The great majority of cure cottages in Saranac Lake were operated as commercial private sanatoria at one time or another, with the exception of those in the three wealthy, exclusive neighborhoods, Highland Park, Rockledge and Glenwood. That is, they were available for rent to those attempting to cure their tuberculosis.

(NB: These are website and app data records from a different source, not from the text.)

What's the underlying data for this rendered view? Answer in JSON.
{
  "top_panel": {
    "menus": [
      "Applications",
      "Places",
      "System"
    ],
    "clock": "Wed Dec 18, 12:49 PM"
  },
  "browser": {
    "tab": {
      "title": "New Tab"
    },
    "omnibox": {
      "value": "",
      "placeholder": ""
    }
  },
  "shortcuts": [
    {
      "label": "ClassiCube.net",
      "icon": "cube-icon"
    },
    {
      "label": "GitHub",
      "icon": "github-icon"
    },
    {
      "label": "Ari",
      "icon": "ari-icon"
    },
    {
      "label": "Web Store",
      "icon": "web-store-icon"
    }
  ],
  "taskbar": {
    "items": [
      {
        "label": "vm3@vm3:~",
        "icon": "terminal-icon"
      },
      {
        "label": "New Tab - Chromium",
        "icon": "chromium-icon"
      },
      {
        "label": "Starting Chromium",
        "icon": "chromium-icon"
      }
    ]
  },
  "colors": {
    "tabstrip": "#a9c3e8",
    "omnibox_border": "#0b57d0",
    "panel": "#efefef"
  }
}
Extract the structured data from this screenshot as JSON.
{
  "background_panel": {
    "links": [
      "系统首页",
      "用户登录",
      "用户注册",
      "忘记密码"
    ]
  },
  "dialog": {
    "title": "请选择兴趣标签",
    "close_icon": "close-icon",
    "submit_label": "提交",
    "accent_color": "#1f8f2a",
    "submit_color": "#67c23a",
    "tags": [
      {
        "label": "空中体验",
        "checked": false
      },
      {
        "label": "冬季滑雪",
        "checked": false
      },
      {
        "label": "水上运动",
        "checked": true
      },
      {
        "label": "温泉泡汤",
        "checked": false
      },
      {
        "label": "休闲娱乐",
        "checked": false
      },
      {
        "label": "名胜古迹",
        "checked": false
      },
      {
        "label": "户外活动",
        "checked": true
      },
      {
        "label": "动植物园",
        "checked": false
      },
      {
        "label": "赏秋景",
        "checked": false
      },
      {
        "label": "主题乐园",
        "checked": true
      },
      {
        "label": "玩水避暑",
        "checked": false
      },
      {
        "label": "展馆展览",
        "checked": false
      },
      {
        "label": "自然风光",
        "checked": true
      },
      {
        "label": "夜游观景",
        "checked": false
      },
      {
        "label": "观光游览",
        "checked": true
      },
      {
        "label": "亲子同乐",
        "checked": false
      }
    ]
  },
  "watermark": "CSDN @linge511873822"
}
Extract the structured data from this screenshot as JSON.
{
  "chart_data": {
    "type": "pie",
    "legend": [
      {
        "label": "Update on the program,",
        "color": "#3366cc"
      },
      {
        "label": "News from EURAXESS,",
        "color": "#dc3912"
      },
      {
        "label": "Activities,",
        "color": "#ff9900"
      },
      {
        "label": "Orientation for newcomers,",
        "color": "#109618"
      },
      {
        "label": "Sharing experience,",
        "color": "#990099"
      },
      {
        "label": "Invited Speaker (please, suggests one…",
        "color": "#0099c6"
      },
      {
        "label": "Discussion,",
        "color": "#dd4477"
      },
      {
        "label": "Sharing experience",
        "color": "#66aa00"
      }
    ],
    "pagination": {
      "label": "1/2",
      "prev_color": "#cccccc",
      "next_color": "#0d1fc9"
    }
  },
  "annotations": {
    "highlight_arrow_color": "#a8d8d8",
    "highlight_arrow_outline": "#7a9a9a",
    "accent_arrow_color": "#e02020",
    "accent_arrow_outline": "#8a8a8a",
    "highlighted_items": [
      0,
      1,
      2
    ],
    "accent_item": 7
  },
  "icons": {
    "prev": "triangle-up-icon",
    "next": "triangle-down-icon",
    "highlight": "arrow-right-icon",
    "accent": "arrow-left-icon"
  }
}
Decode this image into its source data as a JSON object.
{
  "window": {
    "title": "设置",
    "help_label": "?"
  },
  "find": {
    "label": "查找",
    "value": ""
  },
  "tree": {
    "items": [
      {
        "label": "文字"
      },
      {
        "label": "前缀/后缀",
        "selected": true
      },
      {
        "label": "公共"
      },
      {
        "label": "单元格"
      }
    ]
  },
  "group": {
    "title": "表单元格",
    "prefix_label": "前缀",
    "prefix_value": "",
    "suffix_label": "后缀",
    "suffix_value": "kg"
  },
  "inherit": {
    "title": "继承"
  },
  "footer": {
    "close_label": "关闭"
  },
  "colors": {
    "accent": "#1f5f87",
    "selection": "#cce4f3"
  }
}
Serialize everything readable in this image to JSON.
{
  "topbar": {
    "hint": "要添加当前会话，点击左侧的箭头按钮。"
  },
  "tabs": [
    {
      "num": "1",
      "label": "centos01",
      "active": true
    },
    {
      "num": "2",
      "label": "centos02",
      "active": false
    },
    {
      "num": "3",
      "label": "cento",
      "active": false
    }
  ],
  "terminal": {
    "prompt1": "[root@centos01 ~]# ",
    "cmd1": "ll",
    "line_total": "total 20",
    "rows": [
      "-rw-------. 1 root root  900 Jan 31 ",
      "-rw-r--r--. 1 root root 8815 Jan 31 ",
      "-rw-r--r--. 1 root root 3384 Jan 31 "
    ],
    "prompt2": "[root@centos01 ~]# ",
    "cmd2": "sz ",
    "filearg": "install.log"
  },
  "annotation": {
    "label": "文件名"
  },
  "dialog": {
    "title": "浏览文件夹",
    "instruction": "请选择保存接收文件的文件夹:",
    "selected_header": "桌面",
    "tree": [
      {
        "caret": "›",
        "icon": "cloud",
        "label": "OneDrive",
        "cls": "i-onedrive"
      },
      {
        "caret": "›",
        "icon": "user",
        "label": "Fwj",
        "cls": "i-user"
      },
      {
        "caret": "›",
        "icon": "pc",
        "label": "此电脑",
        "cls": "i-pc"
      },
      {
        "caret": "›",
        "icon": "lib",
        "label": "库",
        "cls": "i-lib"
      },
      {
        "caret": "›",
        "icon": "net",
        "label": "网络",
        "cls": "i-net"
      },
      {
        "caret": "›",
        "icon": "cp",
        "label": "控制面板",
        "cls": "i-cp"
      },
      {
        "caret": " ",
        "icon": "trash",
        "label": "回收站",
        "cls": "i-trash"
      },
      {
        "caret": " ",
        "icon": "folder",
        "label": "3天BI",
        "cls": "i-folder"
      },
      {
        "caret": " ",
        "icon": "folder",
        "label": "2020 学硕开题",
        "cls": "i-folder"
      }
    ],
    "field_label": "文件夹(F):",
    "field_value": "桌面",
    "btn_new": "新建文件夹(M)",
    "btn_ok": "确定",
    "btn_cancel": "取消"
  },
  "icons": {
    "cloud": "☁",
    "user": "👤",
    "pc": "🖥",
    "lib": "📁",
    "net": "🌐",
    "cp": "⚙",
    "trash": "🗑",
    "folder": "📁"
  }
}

See Cure Cottages, Cottage Row, Helen Hill, French Hill and Church Street Historic District (not all places in those lists were commercial). There were also patient cottages at the not-for-profit Trudeau Sanatorium Historic District.
On January 16, 1925, a front page article in the Adirondack Enterprise was headlined: "Fire Escapes To Be Required For Sanatoria Here; State Public Health Law Compliance Demanded by Veterans Bureau; Health Board Acts; Survey Started to Make Enforcement Uniform on 3-Story Houses." The article begins, "Cottage sanatoria in Saranac Lake of 3 or more stories height will be required to construct iron stairway fire escapes under concurrent action being taken by local health authorities, county officers and the U.S. Veterans Bureau. . . . In order to make enforcement uniform throughout the village, the board of health is to make a survey of all nursing cottages, boarding houses and other buildings housing tuberculosis patients."
|Old Address||Post-911 Address||Building Name/Notes||Cure Evidence|
|55 Riverside Drive||90 Riverside Drive||
||Spear Cottage, One of the cure cottage where the Norwegian Sailors cured.|
|10 Kiwassa Road||179 Kiwassa Road||
||Purported to be the oldest house in the village. Built in 1860. House was turned to face a different direction in the 1930s.|
|29 Church Street||45 Church Street||Howell Cottage, A very large cure cottage. One of its patients was Patrick Murphy, son of Gerald and Sara Murphy. Artist Fernand Léger was one of many visitors.|
|33 Ampersand Avenue||273 Ampersand Avenue||33 Ampersand Avenue||TBSWC|
|35 Ampersand Avenue||277 Ampersand Avenue||35 Ampersand Avenue||TBSBC|